 [It will be seen by consulting the footnotes on pages 46, 47, and 48 that the warrants for this statement about Godwin are drawn exclusively from the first one-fifth of his book, contrary to Eltzbacher’s profession at the top of page 41; that the passages quoted verbatim are not in Godwin’s second edition; and that the quotations which are not verbatim are of doubtful correctness by the second edition. This makes it appear that Godwin’s sweeping rejection of the principle of contract was one of those over-hasty propositions about which he changed his mind even before they were published (see his words quoted on page 40, and the preface to his second edition). Yet I am not prepared to assert that Godwin would at any time have made contract the basis of his civil order.]
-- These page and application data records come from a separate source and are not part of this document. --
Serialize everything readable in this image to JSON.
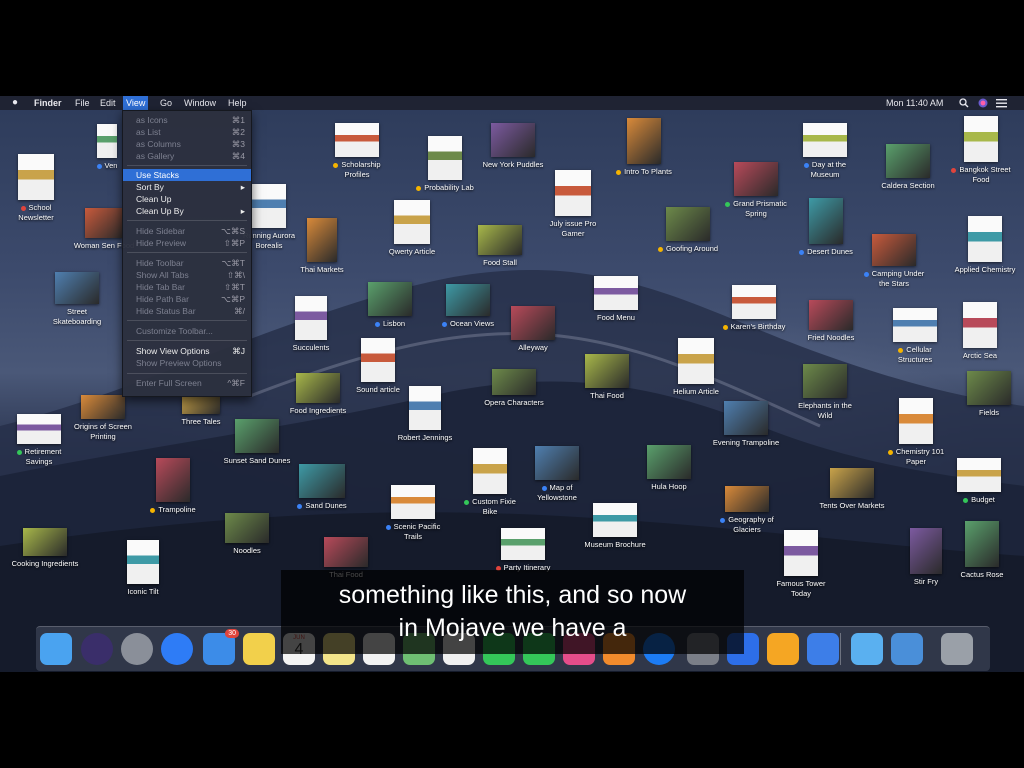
{
  "menubar": {
    "apple_icon": "apple-icon",
    "app": "Finder",
    "items": [
      "File",
      "Edit",
      "View",
      "Go",
      "Window",
      "Help"
    ],
    "clock": "Mon 11:40 AM",
    "right_icons": [
      "spotlight-icon",
      "siri-icon",
      "notification-center-icon"
    ]
  },
  "view_menu": {
    "items": [
      {
        "label": "as Icons",
        "shortcut": "⌘1"
      },
      {
        "label": "as List",
        "shortcut": "⌘2"
      },
      {
        "label": "as Columns",
        "shortcut": "⌘3"
      },
      {
        "label": "as Gallery",
        "shortcut": "⌘4"
      },
      {
        "label": "Use Stacks",
        "shortcut": ""
      },
      {
        "label": "Sort By",
        "shortcut": "▸"
      },
      {
        "label": "Clean Up",
        "shortcut": ""
      },
      {
        "label": "Clean Up By",
        "shortcut": "▸"
      },
      {
        "label": "Hide Sidebar",
        "shortcut": "⌥⌘S"
      },
      {
        "label": "Hide Preview",
        "shortcut": "⇧⌘P"
      },
      {
        "label": "Hide Toolbar",
        "shortcut": "⌥⌘T"
      },
      {
        "label": "Show All Tabs",
        "shortcut": "⇧⌘\\"
      },
      {
        "label": "Hide Tab Bar",
        "shortcut": "⇧⌘T"
      },
      {
        "label": "Hide Path Bar",
        "shortcut": "⌥⌘P"
      },
      {
        "label": "Hide Status Bar",
        "shortcut": "⌘/"
      },
      {
        "label": "Customize Toolbar...",
        "shortcut": ""
      },
      {
        "label": "Show View Options",
        "shortcut": "⌘J"
      },
      {
        "label": "Show Preview Options",
        "shortcut": ""
      },
      {
        "label": "Enter Full Screen",
        "shortcut": "^⌘F"
      }
    ]
  },
  "files": [
    {
      "name": "School Newsletter",
      "tag": "#e0443c"
    },
    {
      "name": "Ven",
      "tag": "#3b82f6"
    },
    {
      "name": "Woman Sen Food",
      "tag": ""
    },
    {
      "name": "Street Skateboarding",
      "tag": ""
    },
    {
      "name": "Origins of Screen Printing",
      "tag": ""
    },
    {
      "name": "Retirement Savings",
      "tag": "#34c759"
    },
    {
      "name": "Cooking Ingredients",
      "tag": ""
    },
    {
      "name": "Iconic Tilt",
      "tag": ""
    },
    {
      "name": "Trampoline",
      "tag": "#f5b400"
    },
    {
      "name": "Noodles",
      "tag": ""
    },
    {
      "name": "Three Tales",
      "tag": ""
    },
    {
      "name": "Sunset Sand Dunes",
      "tag": ""
    },
    {
      "name": "Scholarship Profiles",
      "tag": "#f5b400"
    },
    {
      "name": "Running Aurora Borealis",
      "tag": ""
    },
    {
      "name": "Thai Markets",
      "tag": ""
    },
    {
      "name": "Succulents",
      "tag": ""
    },
    {
      "name": "Food Ingredients",
      "tag": ""
    },
    {
      "name": "Sand Dunes",
      "tag": "#3b82f6"
    },
    {
      "name": "Thai Food",
      "tag": ""
    },
    {
      "name": "Probability Lab",
      "tag": "#f5b400"
    },
    {
      "name": "Qwerty Article",
      "tag": ""
    },
    {
      "name": "Lisbon",
      "tag": "#3b82f6"
    },
    {
      "name": "Sound article",
      "tag": ""
    },
    {
      "name": "Robert Jennings",
      "tag": ""
    },
    {
      "name": "Scenic Pacific Trails",
      "tag": "#3b82f6"
    },
    {
      "name": "New York Puddles",
      "tag": ""
    },
    {
      "name": "Food Stall",
      "tag": ""
    },
    {
      "name": "Ocean Views",
      "tag": "#3b82f6"
    },
    {
      "name": "Alleyway",
      "tag": ""
    },
    {
      "name": "Opera Characters",
      "tag": ""
    },
    {
      "name": "Custom Fixie Bike",
      "tag": "#34c759"
    },
    {
      "name": "Party Itinerary",
      "tag": "#e0443c"
    },
    {
      "name": "July issue Pro Gamer",
      "tag": ""
    },
    {
      "name": "Map of Yellowstone",
      "tag": "#3b82f6"
    },
    {
      "name": "Intro To Plants",
      "tag": "#f5b400"
    },
    {
      "name": "Food Menu",
      "tag": ""
    },
    {
      "name": "Thai Food",
      "tag": ""
    },
    {
      "name": "Museum Brochure",
      "tag": ""
    },
    {
      "name": "Grand Prismatic Spring",
      "tag": "#34c759"
    },
    {
      "name": "Goofing Around",
      "tag": "#f5b400"
    },
    {
      "name": "Helium Article",
      "tag": ""
    },
    {
      "name": "Hula Hoop",
      "tag": ""
    },
    {
      "name": "Karen's Birthday",
      "tag": "#f5b400"
    },
    {
      "name": "Evening Trampoline",
      "tag": ""
    },
    {
      "name": "Geography of Glaciers",
      "tag": "#3b82f6"
    },
    {
      "name": "Famous Tower Today",
      "tag": ""
    },
    {
      "name": "Day at the Museum",
      "tag": "#3b82f6"
    },
    {
      "name": "Desert Dunes",
      "tag": "#3b82f6"
    },
    {
      "name": "Fried Noodles",
      "tag": ""
    },
    {
      "name": "Elephants in the Wild",
      "tag": ""
    },
    {
      "name": "Tents Over Markets",
      "tag": ""
    },
    {
      "name": "Caldera Section",
      "tag": ""
    },
    {
      "name": "Camping Under the Stars",
      "tag": "#3b82f6"
    },
    {
      "name": "Cellular Structures",
      "tag": "#f5b400"
    },
    {
      "name": "Chemistry 101 Paper",
      "tag": "#f5b400"
    },
    {
      "name": "Stir Fry",
      "tag": ""
    },
    {
      "name": "Bangkok Street Food",
      "tag": "#e0443c"
    },
    {
      "name": "Applied Chemistry",
      "tag": ""
    },
    {
      "name": "Arctic Sea",
      "tag": ""
    },
    {
      "name": "Fields",
      "tag": ""
    },
    {
      "name": "Budget",
      "tag": "#34c759"
    },
    {
      "name": "Cactus Rose",
      "tag": ""
    }
  ],
  "dock": {
    "apps": [
      "finder-icon",
      "siri-icon",
      "launchpad-icon",
      "safari-icon",
      "mail-icon",
      "notes-icon",
      "calendar-icon",
      "stickies-icon",
      "reminders-icon",
      "maps-icon",
      "photos-icon",
      "messages-icon",
      "facetime-icon",
      "itunes-icon",
      "books-icon",
      "app-store-icon",
      "system-preferences-icon",
      "keynote-icon",
      "pages-icon",
      "xcode-icon",
      "folder-icon",
      "downloads-icon",
      "trash-icon"
    ],
    "mail_badge": "30",
    "calendar_month": "JUN",
    "calendar_day": "4"
  },
  "caption": {
    "line1": "something like this, and so now",
    "line2": "in Mojave we have a"
  },
  "colors": {
    "menu_highlight": "#2f6fd6",
    "tag_red": "#e0443c",
    "tag_blue": "#3b82f6",
    "tag_yellow": "#f5b400",
    "tag_green": "#34c759"
  }
}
 [On Proudhon, Stirner, Tucker, see my notes on pages 80, 97, 274.]
 [We are getting into an ambiguity of language here. The “collectivity” in which Kropotkin vests property is, as I understand, the entire population; the only “collectivity” which Tucker could recognize as owning property would be a voluntary association, whose membership, whether large or small, would in general be limited by the arbitrary choice of men.]
 “Der Anarchismus und seine Träger” pp. 127, 124, 125.
 Reichesberg p. 27.
 Lenz p. 3.
 Plechanow p. 80.
 Rienzi p. 43.
 Bernatzik pp. 2, 3.
 Lenz p. 5.
 Crispi p. 4.
 Stammler pp. 2, 4, 34, 36.
 Lenz pp. 1, 4.
 Garraud p. 12, Tripels p. 253.
 Silió p. 145.
 Reichesberg pp. 14, 16.
 Bernstein p. 359.
 Lenz p. 5.
 Bernatzik p. 3.
 “Hintermänner” p. 14.
 Reichesberg p. 30.
 “Hintermänner” p. 14.
 Lombroso p. 31.
 Silió p. 145, Dubois p. 213.
 Proal p. 50.
 Lombroso p. 31.
 Sernicoli vol. 2 p. 67, Garraud pp. 3, 4.
 “Die historische Entwickelung des Anarchismus” p. 16; Zenker p. 161.
 Rienzi p. 9; Stammler pp. 28–31; Merlino pp. 18, 27; Shaw p. 23.
 Garraud p. 6; Lenz p. 5.
 Sernicoli vol. 2 p. 116; Garraud p. 2; Reichesberg p. 38; Van Hamel p. 113.
 Lombroso pp. 31, 35.
 Garraud pp. 10–11; Lombroso p. 34; Ferri p. 257.